Subject: I have found a CD that I think you would enjoy
Pacific Standard Time
Genres: Jazz, Pop
Listen to Samples
Superlative Jazz Trio
Robert J. Ament | Ballwin, MO United States | 08/03/2002
(5 out of 5 stars)
"This is a trio which shares a musical empathy that becomes obvious from the first selection on this cd. The result is a highly pleasurable listening experience. Alan Broadbent is a highly lyrical and melodic be-bopper/ post- bopper who has a lot of similarity to the style of Tommy Flanagan. The music played on this cd are mainly standards but his improvisation somehow gives a fresh approach to each of these without sacrificing anything from recognition of the melody.I'm surprised that he hasn't recorded more under his own name but apparently he has devoted a lot of his time as a composer and arranger. One of his compositions, "This One's For Bud" is included on this cd as a tribute to bop pianist Bud Powell. He served a stint with Woody Herman as a writer, arranger and soloist and has been the pianist in Charlie Haden's Quartet West. You have heard him if you're familiar with this last group or on selected recordings of Woody's (1969-1972).Whether you're familiar with his playing or you just enjoy good jazz piano trio, this will become one of your favorite cds."

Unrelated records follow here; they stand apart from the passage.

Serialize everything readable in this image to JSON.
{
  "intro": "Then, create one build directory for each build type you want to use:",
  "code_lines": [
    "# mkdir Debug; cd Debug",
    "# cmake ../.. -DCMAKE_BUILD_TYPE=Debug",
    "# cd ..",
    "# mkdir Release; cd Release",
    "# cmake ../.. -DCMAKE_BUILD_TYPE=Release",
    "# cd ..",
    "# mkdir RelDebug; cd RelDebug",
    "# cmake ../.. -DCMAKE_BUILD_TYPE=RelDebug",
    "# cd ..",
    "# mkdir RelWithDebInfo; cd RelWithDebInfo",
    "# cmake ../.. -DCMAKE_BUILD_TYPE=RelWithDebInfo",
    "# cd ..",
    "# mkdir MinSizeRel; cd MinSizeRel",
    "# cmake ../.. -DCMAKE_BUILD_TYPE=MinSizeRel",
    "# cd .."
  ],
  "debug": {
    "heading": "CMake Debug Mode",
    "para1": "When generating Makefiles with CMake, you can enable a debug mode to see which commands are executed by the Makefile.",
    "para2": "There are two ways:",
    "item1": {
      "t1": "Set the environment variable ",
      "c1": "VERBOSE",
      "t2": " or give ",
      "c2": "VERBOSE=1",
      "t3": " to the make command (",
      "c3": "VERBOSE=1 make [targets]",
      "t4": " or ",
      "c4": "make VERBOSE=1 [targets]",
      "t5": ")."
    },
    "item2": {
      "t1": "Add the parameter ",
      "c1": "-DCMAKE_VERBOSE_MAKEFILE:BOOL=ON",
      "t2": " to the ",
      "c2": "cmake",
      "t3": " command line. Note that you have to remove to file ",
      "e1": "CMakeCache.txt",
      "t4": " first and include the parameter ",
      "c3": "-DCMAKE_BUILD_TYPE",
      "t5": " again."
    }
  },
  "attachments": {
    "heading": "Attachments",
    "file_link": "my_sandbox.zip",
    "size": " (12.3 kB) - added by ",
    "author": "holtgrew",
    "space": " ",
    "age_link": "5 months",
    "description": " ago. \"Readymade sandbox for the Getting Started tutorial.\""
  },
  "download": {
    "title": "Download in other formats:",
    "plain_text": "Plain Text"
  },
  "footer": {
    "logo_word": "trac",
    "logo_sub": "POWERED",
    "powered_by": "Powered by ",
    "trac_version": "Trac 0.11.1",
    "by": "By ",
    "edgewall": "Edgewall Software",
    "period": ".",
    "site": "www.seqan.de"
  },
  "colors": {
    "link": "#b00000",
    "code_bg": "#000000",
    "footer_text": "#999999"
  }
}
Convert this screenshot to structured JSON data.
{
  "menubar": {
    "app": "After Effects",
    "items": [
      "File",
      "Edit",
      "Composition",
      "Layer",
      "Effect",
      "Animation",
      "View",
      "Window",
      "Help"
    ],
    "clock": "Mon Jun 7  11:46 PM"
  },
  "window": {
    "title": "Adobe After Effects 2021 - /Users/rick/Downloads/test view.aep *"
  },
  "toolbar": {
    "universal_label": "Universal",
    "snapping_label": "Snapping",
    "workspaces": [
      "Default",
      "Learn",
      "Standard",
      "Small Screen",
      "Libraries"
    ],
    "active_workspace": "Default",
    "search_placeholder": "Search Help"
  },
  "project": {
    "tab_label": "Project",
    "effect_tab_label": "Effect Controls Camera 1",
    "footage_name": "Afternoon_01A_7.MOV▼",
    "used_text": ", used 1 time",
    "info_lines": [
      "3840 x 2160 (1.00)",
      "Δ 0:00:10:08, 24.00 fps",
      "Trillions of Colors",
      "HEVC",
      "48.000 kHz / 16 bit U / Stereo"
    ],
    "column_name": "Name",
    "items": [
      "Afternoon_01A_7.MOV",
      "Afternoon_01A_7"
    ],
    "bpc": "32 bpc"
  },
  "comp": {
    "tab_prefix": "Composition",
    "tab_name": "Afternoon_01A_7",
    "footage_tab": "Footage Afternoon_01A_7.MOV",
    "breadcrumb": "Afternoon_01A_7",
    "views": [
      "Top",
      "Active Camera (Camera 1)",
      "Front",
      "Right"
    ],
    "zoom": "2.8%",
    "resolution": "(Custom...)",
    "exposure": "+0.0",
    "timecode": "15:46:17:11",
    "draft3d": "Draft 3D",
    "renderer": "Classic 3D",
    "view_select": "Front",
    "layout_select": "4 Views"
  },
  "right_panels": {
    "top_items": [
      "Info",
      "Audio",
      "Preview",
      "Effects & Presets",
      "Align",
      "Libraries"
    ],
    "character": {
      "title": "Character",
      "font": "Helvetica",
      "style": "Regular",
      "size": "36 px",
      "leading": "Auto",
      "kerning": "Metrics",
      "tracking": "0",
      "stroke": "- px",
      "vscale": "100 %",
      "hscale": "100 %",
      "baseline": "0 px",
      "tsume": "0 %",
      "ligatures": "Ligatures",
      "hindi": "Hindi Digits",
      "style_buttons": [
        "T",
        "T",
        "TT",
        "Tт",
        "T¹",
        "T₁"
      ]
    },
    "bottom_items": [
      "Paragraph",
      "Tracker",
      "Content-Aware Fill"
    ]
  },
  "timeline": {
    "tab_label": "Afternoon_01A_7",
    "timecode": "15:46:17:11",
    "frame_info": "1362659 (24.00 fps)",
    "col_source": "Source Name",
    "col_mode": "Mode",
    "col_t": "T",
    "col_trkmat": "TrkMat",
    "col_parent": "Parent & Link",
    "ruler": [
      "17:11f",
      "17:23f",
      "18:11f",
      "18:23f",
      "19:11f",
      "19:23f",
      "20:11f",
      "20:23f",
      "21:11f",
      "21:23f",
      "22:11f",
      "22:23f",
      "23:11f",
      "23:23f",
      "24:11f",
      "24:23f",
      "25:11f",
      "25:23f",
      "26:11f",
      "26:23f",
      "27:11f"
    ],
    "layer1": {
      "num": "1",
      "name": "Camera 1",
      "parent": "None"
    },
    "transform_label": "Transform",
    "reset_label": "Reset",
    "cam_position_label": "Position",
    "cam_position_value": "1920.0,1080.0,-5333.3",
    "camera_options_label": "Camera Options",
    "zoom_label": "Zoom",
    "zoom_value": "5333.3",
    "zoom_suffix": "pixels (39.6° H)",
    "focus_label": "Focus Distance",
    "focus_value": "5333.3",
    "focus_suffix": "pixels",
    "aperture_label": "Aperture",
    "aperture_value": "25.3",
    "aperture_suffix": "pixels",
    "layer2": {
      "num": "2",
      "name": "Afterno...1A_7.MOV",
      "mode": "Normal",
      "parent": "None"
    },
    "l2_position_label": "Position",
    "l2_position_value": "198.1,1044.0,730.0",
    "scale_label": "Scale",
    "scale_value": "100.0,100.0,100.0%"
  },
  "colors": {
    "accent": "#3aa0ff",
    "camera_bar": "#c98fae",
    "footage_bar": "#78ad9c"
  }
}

Lars Ugleberg | Copenhagen, Denmark | 08/28/2000
(5 out of 5 stars)
"My favorite Jazz record. It often brings tears to my eyes while listening to it on my PC during the early hours between 6 and 8 before my collegues begin to turn up at work. I sigh and put aside my headphones - already looking forward to tomorrow's early hours!"
Tom Schusterbauer | West Bloomfield, Michigan United States | 12/15/2001
(4 out of 5 stars)
"Arranger, composer, sideman for the likes of Scott Hamilton, Broadbent deserves wider recognition. Not as cerebral as Evans or Mehldau, not stride like McKenna or Sutton, Broadbent reminds one more of Tommy Flanagan or Red Garland.This cd, his own trio, does that risky thing of approaching those hoary old chestnuts with respect but not reverence, with wit but not self-indulgence. Some new twists, new spins, some surprising ideas, but never abandoning the essential melody lines. Still, there is nothing boring here; at no time does Broadbent lapse into the predictable--this might serve as background music, but to listen to it as such is to miss some of the quicksilver turns, the elegant musings. Broadbent's look at John Lewis' wonderful "Django" is a case in point. Lewis is well served, but Broadbent has a few things to say too. The result is some sweet shadings of Lewis' marvelous melody.Not as cerebral as Evans; nevertheless, Alan Broadbent is one intelligent, witty, sensitive artist. And this is an extremely fine rendering of some classic pieces from that Great American Songbook."